Let’s look at the point where you do agree that we differ: You observe that in some works of art, “the mute is brought to speech,” that they “carr[y] more meaning than words can express,” a carved stone “speaks more eloquently than does flesh.” (Clarification: you ren’t saying this happens automatically, in every case of supposed “art” — all these examples are governed by your prefatory “sometimes.”) Yes, that’s just where our paths diverge. I don’t want to concede that the power to move you resides in some quality of the carved stone, the painted canvas, the outstanding artwork. I think that the assumption that the item in question itself moves you or me engenders the misleading impression that there’s a quality of “moving-ness” that we might separate from the cultural settings and conventional modes of expression within which we encounter the work of art. “King’s pawn to King’s Knight 7” may be a powerful move, a blunder, an illegal move, or an unintelligible gesture (as my old Flanders and Swann record said, “because they were playing bridge at the time” — what a joy, to discover that Phil Wolff loves Flanders and Swann too!) depending on the situation, the conventions and expectations that govern that move.
I harp on this point because in my field, people persist in ascribing agency to words and artifacts in ways that mystify a more precise characterization of what’s happening, and in ways that direct attention away from human responsibility for those happenings. When someone says, “The Bible demands that I stone an adulterer to death,” such a person exculpates her- or himself for the blood of the transgressor, rather than acknowledging that a myriad of very pertinent human considerations affect every judgment about what the Bible says. They don’t render the Bible “meaningless” or permit people to cite the Bible as a warrant for just any action — but the constraints on interpretation (I repeat) derive not from inherent qualities of “the work,” but from the patterns of social interaction within which we judge particular interpretations justified and other outlandish.

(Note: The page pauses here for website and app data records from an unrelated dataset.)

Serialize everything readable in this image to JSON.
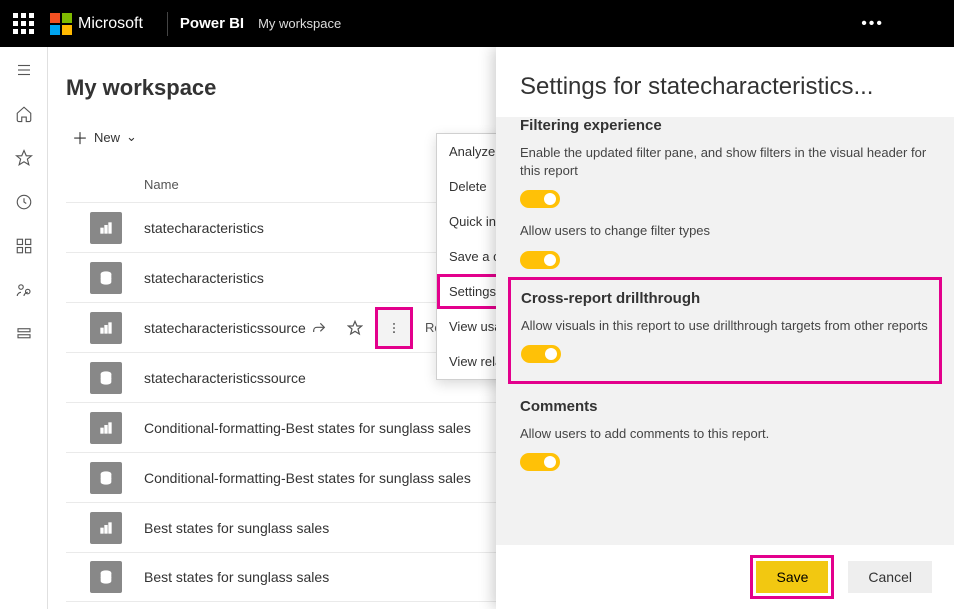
{
  "header": {
    "brand": "Microsoft",
    "app": "Power BI",
    "workspace": "My workspace"
  },
  "page": {
    "title": "My workspace",
    "new_label": "New",
    "column_name": "Name"
  },
  "items": [
    {
      "name": "statecharacteristics",
      "kind": "report"
    },
    {
      "name": "statecharacteristics",
      "kind": "dataset"
    },
    {
      "name": "statecharacteristicssource",
      "kind": "report",
      "hovered": true,
      "type_label": "Report"
    },
    {
      "name": "statecharacteristicssource",
      "kind": "dataset"
    },
    {
      "name": "Conditional-formatting-Best states for sunglass sales",
      "kind": "report"
    },
    {
      "name": "Conditional-formatting-Best states for sunglass sales",
      "kind": "dataset"
    },
    {
      "name": "Best states for sunglass sales",
      "kind": "report"
    },
    {
      "name": "Best states for sunglass sales",
      "kind": "dataset"
    }
  ],
  "context_menu": {
    "items": [
      "Analyze in Excel",
      "Delete",
      "Quick insights",
      "Save a copy",
      "Settings",
      "View usage metrics",
      "View related"
    ],
    "highlighted_index": 4
  },
  "settings_panel": {
    "title": "Settings for statecharacteristics...",
    "sections": {
      "filtering": {
        "heading": "Filtering experience",
        "opt1": "Enable the updated filter pane, and show filters in the visual header for this report",
        "opt2": "Allow users to change filter types"
      },
      "drillthrough": {
        "heading": "Cross-report drillthrough",
        "desc": "Allow visuals in this report to use drillthrough targets from other reports"
      },
      "comments": {
        "heading": "Comments",
        "desc": "Allow users to add comments to this report."
      }
    },
    "save": "Save",
    "cancel": "Cancel",
    "toggles": {
      "filter_pane": true,
      "filter_types": true,
      "drillthrough": true,
      "comments": true
    }
  }
}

Or as Cole Porter might have said if he were a technologist-philosopher or -theologian, “You say ‘Heidegger,’ I say ‘Wittgenstein,’ let’s call the whole thing drawn.”